Prompt:
Collect all lines from the listing that include the string "Displays".

Material provided:

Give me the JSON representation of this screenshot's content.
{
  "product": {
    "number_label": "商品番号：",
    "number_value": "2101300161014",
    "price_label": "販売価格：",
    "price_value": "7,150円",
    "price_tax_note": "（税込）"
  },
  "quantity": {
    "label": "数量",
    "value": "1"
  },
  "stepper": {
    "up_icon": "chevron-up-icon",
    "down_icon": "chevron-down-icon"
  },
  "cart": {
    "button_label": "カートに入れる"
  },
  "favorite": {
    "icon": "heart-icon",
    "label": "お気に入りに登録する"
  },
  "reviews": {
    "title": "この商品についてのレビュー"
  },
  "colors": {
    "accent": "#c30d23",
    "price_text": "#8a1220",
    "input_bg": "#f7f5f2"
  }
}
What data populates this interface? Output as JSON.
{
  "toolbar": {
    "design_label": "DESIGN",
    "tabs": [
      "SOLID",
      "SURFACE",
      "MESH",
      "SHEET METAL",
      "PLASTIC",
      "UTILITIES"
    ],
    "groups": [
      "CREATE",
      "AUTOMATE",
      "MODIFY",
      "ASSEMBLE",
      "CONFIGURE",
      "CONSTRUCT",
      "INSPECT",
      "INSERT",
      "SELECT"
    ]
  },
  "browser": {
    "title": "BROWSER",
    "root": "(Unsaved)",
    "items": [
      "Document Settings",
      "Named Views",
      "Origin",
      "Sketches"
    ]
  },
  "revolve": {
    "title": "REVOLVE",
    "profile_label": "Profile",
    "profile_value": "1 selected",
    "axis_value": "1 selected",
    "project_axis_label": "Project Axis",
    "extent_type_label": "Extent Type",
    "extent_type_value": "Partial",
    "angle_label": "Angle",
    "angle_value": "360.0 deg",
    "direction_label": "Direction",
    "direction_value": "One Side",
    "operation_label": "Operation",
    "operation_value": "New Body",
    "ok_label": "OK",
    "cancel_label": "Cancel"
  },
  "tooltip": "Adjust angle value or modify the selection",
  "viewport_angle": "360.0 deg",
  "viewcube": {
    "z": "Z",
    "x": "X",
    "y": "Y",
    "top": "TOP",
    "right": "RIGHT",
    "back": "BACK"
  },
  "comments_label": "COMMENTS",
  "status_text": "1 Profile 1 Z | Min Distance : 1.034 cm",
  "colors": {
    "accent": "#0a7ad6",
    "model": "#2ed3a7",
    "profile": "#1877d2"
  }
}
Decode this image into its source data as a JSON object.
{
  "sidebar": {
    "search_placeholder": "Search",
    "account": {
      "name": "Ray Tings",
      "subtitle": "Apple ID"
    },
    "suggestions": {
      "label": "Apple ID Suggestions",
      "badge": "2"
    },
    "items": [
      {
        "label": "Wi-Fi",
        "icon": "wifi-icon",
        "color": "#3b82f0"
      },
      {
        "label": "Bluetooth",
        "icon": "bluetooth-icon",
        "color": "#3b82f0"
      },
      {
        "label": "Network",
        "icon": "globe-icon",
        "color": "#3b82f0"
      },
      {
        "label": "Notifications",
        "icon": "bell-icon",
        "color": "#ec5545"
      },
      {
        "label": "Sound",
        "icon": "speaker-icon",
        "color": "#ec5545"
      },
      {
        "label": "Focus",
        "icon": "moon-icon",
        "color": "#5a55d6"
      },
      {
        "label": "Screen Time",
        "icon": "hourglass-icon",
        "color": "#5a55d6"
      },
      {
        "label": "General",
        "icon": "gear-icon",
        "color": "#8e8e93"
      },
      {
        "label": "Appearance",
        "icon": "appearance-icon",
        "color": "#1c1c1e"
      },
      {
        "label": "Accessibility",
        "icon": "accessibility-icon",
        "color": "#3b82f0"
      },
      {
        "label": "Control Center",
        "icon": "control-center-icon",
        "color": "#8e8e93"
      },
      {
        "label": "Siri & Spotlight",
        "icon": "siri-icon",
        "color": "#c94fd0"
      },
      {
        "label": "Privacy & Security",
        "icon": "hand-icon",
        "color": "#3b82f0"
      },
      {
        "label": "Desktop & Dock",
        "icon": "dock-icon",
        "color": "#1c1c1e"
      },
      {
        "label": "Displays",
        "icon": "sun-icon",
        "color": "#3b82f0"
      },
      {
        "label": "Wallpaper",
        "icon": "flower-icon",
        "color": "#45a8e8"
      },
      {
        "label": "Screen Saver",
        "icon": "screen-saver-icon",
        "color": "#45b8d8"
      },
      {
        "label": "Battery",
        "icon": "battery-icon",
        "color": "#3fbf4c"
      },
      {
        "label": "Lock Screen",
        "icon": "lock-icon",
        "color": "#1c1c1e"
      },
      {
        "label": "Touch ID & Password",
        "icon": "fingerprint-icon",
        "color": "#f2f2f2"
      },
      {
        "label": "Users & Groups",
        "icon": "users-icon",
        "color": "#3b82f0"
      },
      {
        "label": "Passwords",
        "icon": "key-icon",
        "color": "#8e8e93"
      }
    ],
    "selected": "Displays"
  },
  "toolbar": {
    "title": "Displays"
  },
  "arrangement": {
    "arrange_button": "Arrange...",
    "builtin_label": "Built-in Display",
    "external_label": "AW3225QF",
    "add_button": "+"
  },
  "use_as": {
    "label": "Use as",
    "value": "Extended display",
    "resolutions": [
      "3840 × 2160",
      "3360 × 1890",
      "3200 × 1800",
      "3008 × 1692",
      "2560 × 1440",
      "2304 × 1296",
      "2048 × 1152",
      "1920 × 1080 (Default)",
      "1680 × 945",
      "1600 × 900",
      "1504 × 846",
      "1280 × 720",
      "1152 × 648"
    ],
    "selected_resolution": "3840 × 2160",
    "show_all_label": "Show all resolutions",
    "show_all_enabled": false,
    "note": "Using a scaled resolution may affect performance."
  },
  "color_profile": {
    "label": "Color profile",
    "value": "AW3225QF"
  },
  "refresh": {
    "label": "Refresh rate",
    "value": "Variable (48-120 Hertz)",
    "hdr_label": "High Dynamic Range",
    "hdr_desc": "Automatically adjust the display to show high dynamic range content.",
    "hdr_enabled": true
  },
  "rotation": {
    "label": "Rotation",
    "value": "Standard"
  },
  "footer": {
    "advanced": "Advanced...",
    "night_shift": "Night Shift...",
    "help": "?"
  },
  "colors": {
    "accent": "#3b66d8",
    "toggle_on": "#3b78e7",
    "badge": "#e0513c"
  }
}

Response box:
        "label": "Displays",
    "selected": "Displays"
    "title": "Displays"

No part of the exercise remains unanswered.